DirectFB2 is a new open-source project that brings back DirectFB, a graphics library optimized for Linux-based embedded systems that was popular several years ago for 2D user interfaces but has since mostly faded away. DirectFB2 attempts to preserve the original DirectFB backend while adding new features such as modern 3D APIs like Vulkan and OpenGL ES.
I personally used it in 2008-2009 while working with Sigma Designs media processors that relied on the DirectFB library to render the user interfaces for IPTV boxes, karaoke machines, and so on. I remember this forced me to switch from a MicroWindows + Framebuffer solution, but the DirectFB API was easy enough to use and allowed us to develop a nicer user interface.
I found out about the new project while checking out the FOSDEM 2022 schedule and a talk entitled “Back to DirectFB! The revival of DirectFB with DirectFB2” which will be presented by Nicolas Caramelli on the 5th of February. We still have a few details including some of the main changes include the Meson build system, a pure C implementation, and modularization of the source code.

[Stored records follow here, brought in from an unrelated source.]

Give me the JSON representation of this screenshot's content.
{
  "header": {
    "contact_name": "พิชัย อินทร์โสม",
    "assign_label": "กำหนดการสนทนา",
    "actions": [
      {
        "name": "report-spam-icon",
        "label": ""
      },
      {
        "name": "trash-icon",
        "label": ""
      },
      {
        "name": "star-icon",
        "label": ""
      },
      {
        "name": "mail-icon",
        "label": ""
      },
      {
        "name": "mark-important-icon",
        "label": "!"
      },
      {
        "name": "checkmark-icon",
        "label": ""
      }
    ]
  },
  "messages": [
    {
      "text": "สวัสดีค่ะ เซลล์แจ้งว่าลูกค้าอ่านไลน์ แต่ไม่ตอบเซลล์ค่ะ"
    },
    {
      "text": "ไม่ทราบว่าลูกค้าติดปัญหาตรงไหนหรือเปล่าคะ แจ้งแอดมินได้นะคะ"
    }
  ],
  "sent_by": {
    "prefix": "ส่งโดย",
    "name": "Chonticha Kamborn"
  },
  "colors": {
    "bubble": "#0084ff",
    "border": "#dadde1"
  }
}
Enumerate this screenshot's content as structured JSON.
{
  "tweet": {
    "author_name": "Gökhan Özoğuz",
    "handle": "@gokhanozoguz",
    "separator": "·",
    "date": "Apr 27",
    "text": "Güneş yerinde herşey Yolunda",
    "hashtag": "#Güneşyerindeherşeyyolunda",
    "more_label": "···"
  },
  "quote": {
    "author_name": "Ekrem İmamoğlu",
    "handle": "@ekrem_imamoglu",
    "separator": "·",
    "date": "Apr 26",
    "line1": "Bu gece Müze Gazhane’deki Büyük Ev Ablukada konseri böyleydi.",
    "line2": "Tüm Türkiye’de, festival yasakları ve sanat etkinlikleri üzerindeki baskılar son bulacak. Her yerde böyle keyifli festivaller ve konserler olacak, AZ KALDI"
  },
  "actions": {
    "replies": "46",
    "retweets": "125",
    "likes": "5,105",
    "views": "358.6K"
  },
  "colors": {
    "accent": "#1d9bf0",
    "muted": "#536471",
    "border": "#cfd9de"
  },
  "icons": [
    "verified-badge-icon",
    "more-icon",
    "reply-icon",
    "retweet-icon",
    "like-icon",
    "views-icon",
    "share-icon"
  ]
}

DirectFB2 library (libdirectfb.so) can access the low-level display driver in one of two ways:
- Linux Framebuffer interface (/dev/fb0) handled with libdirectfb_fbdev.so plugin
- KMS/DRM interface (/dev/dri/card0) handled with libdirectfb_drmkms.so plugin
Hardware-accelerated graphics rendering can also be achieved using the architecture of the GFX driver modules. provided the platform is supported. Nicolas says the core library is very light without any external dependencies and provides basic font, image, and video rendering support as can be seen with the DirectFB examples shown above.
Besides basic support, DirectFB2 can be further enhanced with the DirectFB-media package adding FreeType library, rendering images with libpng or jpeg libraries, rendering videos with FFmpeg, or GStreamer libraries. Another new development is support for 3D graphics through OpenGL (ES) or Vulkan rendering, while 2D graphics rendering can be handled via Cairo or Evas libraries. DirectFB(2) can also handle user input (e.g. keyboard and mouse) through the console interface (/dev/tty0), the event device interface (/dev/input/event0/1, and/or the PS/2 mouse interface (/dev/psaux) .
If you want to find more information and get started check out the Github repo and documentation with samples programs such as dfbterm terminal emulator, various DirectFB examples, tests or benchmarks, compatible toolkits like LiTE (Lightweight Toolkit Enabler) and its extended Component Kit (LeCK), or on the ilixi toolkit.
Jean-Luc started CNX Software in 2010 as a part-time endeavor, before quitting his job as a software engineering manager, and starting to write daily news, and reviews full time later in 2011.